Could you filter the data below down to the lines that hold the word "DIALECT"?

START EXERCISE MATERIALS

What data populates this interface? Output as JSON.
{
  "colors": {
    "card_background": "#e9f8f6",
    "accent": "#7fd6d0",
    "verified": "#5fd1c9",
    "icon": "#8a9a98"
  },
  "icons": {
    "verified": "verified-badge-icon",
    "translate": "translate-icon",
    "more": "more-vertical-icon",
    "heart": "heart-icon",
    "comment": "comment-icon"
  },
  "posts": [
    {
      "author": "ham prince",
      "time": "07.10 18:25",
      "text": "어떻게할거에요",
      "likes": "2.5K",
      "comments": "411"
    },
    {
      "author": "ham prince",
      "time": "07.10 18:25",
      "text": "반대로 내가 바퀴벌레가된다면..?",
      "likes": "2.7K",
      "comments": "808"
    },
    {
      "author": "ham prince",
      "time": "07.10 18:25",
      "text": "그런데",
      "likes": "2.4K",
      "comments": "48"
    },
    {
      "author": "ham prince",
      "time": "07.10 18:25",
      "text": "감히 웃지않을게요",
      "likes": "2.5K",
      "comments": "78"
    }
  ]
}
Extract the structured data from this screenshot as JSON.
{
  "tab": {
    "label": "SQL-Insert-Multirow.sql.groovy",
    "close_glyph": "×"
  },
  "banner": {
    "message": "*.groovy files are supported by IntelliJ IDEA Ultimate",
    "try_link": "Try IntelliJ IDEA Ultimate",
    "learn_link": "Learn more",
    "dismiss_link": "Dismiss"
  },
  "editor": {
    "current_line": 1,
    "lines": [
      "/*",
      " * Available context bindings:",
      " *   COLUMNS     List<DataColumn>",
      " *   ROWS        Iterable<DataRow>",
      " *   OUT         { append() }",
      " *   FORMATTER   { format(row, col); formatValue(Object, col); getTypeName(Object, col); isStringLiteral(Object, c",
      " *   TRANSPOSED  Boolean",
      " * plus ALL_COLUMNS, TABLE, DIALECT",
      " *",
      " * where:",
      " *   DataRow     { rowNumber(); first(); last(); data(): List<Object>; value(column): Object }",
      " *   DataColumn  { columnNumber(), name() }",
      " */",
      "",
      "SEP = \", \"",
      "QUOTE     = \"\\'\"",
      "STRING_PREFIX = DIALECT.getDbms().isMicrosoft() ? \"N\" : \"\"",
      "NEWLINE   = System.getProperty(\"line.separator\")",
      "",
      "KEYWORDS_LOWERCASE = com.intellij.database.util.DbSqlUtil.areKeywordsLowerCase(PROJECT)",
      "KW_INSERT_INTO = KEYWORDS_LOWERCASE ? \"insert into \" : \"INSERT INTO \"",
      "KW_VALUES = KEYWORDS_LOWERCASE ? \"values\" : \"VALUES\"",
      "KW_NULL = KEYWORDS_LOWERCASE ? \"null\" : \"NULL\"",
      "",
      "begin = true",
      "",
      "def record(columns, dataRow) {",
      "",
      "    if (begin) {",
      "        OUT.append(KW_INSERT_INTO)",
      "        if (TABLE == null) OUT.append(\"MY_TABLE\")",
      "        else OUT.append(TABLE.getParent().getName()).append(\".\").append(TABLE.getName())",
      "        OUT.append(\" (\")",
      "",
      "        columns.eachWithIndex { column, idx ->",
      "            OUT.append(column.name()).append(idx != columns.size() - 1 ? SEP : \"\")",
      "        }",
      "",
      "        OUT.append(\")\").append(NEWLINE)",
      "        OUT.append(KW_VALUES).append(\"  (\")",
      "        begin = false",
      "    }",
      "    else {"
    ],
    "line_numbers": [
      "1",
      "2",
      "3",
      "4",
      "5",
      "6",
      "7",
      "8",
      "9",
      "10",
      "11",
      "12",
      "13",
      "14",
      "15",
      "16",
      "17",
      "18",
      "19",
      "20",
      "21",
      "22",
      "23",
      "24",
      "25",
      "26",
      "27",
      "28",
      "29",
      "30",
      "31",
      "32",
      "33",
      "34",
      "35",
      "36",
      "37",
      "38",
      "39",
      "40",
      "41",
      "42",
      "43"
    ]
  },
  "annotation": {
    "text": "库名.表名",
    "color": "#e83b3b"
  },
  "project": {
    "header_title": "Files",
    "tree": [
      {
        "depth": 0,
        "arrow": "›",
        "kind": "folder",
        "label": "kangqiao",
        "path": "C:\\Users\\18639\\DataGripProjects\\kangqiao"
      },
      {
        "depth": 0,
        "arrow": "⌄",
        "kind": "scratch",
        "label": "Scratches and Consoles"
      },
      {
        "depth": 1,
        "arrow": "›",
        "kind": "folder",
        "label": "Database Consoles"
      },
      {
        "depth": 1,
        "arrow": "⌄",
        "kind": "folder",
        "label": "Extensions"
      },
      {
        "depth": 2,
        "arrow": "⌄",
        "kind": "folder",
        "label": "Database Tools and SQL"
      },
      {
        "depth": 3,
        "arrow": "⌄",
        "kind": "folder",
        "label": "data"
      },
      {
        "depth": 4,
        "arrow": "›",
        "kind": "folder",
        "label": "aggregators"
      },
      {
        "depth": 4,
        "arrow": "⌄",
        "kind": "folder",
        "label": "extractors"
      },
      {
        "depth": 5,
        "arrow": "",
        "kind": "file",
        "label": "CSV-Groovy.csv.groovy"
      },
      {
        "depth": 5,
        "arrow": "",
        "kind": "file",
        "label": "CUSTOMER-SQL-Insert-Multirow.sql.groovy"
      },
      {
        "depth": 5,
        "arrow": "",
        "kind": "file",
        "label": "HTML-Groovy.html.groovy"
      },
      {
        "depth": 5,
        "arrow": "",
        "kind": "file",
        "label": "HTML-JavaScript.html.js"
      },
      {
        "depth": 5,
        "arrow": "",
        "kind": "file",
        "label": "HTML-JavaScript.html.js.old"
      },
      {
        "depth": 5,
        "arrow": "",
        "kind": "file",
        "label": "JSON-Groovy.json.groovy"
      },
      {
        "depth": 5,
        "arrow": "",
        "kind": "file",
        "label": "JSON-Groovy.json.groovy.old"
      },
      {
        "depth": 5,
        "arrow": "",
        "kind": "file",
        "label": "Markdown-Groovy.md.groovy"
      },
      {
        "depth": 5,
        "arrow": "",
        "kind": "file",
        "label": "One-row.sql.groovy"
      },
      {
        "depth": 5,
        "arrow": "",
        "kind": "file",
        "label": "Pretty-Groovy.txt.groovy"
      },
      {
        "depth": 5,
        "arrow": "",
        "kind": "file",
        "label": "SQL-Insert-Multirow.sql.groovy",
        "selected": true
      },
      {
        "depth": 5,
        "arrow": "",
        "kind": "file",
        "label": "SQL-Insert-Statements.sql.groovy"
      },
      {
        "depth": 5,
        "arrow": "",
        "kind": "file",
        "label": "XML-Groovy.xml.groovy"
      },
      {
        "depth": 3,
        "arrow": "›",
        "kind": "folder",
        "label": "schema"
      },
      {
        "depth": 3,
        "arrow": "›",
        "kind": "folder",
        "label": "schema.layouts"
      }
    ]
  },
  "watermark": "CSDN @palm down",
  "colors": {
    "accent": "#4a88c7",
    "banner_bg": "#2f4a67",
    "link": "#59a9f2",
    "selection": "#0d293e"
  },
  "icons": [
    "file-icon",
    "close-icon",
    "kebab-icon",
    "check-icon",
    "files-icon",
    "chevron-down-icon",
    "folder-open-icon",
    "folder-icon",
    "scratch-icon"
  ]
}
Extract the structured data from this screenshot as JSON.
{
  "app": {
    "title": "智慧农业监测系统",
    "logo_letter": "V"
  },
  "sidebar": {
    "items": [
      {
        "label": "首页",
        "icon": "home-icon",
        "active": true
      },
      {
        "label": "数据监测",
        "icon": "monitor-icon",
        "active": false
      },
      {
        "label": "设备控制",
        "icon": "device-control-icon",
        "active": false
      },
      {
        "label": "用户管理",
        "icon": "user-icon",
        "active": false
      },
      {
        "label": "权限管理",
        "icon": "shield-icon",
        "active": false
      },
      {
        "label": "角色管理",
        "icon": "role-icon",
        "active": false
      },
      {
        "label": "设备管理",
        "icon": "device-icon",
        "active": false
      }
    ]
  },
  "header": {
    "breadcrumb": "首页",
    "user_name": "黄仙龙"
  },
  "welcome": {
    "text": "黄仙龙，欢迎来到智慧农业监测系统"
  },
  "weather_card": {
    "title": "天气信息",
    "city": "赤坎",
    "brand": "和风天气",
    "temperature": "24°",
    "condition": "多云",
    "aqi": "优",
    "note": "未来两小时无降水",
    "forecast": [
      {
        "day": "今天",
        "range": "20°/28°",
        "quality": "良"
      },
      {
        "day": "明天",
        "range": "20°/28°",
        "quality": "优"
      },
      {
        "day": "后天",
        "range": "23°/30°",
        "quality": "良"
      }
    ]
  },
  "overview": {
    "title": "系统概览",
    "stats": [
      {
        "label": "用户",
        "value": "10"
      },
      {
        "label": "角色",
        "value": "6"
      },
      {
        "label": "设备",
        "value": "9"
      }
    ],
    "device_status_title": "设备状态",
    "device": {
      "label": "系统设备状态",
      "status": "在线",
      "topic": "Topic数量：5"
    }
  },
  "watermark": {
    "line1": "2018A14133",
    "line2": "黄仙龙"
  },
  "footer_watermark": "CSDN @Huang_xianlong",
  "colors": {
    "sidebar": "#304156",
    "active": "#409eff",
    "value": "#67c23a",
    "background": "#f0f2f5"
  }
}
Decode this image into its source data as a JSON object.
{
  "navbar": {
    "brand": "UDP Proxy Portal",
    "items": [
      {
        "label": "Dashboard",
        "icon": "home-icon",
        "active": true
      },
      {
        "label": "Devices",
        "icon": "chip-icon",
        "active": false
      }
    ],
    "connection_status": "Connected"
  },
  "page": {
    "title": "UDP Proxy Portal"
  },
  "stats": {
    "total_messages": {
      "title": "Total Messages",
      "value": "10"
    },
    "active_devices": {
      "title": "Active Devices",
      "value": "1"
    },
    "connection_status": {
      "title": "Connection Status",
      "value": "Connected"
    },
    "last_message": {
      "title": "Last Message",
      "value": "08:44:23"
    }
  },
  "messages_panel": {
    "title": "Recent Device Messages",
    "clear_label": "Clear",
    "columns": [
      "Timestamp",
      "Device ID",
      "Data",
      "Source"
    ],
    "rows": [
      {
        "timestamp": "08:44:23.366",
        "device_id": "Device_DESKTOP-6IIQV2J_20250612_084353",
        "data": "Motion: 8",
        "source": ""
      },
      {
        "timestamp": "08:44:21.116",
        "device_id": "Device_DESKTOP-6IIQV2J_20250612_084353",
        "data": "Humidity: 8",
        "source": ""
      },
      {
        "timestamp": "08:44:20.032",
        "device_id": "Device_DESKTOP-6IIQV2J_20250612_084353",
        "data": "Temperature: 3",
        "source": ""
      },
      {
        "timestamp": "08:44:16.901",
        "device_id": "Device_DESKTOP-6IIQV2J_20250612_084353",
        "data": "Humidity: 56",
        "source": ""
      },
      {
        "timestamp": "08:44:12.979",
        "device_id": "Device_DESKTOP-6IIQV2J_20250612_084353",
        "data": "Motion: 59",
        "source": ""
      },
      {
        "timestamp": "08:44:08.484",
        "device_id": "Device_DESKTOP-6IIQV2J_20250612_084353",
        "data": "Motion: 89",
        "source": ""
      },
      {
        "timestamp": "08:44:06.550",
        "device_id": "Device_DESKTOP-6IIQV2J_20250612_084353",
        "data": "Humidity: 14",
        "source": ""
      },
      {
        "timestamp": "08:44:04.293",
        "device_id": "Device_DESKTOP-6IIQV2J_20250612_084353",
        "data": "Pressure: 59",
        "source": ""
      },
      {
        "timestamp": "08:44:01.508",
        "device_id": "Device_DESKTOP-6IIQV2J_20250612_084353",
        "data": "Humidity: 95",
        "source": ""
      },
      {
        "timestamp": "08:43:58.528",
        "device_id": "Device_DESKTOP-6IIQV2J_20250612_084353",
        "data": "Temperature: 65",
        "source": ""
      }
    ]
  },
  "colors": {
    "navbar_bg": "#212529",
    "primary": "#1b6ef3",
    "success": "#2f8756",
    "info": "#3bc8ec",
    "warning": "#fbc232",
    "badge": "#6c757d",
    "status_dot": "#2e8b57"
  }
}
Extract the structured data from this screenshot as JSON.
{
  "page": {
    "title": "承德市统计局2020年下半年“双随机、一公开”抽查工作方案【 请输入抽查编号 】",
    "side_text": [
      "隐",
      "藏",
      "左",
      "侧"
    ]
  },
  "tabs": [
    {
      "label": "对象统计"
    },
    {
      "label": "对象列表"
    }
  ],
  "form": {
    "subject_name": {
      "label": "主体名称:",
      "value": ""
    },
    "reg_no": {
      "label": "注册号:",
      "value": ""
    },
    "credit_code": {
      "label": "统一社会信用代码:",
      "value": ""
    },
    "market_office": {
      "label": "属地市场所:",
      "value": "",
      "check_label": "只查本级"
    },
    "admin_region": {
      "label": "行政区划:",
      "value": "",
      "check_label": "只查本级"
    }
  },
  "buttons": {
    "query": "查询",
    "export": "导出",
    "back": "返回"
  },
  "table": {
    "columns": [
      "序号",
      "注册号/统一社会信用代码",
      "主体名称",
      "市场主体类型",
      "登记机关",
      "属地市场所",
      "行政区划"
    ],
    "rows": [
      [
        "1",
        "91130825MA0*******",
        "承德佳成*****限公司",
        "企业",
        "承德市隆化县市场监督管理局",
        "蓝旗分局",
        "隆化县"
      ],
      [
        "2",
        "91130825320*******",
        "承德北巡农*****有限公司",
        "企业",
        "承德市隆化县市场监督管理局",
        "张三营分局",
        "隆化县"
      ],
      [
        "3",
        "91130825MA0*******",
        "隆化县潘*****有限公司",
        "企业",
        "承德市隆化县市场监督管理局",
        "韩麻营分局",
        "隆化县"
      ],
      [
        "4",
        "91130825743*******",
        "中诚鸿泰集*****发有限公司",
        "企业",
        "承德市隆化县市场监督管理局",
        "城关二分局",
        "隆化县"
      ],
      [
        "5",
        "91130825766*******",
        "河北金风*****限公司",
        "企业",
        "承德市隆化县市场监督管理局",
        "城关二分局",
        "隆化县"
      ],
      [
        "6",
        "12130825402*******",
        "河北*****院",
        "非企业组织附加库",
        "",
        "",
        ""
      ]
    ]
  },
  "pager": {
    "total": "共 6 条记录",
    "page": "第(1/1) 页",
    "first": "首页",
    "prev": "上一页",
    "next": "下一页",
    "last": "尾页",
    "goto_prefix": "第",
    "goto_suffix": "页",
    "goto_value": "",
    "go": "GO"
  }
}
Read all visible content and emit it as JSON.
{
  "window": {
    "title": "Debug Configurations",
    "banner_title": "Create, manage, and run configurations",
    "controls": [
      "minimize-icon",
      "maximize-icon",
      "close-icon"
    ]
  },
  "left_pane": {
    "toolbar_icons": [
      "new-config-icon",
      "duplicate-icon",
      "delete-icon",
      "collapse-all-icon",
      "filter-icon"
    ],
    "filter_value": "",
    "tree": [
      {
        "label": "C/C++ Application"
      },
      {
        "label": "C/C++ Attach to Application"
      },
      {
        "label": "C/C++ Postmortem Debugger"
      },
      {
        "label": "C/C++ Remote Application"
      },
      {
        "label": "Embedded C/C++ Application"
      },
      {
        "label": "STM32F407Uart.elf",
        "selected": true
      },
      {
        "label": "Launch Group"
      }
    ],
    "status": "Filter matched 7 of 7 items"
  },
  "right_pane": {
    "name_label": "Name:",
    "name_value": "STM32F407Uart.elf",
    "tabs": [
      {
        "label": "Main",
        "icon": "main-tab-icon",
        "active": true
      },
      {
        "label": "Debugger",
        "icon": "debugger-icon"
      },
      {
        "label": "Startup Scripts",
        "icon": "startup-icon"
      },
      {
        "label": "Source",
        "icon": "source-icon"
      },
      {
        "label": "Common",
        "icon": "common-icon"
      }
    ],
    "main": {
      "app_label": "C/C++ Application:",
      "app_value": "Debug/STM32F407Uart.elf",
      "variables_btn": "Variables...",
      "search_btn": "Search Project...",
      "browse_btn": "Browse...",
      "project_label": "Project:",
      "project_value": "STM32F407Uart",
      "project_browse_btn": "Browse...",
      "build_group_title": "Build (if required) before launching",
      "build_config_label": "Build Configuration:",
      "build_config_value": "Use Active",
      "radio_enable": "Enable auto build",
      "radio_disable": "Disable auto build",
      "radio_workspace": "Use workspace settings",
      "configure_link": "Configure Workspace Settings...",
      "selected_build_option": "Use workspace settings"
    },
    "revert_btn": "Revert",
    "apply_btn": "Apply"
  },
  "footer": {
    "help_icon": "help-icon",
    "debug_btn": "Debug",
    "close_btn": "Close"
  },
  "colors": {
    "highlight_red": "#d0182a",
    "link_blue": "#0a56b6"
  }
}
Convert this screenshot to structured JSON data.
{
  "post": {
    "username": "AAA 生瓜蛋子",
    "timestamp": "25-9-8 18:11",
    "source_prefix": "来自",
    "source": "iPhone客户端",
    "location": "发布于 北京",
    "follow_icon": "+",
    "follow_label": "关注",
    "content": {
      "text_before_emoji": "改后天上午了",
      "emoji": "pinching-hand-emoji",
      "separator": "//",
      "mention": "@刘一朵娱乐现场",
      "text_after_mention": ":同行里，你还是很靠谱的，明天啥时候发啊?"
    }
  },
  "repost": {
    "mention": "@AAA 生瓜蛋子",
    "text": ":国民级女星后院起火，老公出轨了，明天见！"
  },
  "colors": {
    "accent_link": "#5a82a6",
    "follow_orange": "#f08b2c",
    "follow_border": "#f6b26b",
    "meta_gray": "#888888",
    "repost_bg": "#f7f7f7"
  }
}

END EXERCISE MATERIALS

**TASK RESPONSE:**
      " * plus ALL_COLUMNS, TABLE, DIALECT",
      "STRING_PREFIX = DIALECT.getDbms().isMicrosoft() ? \"N\" : \"\"",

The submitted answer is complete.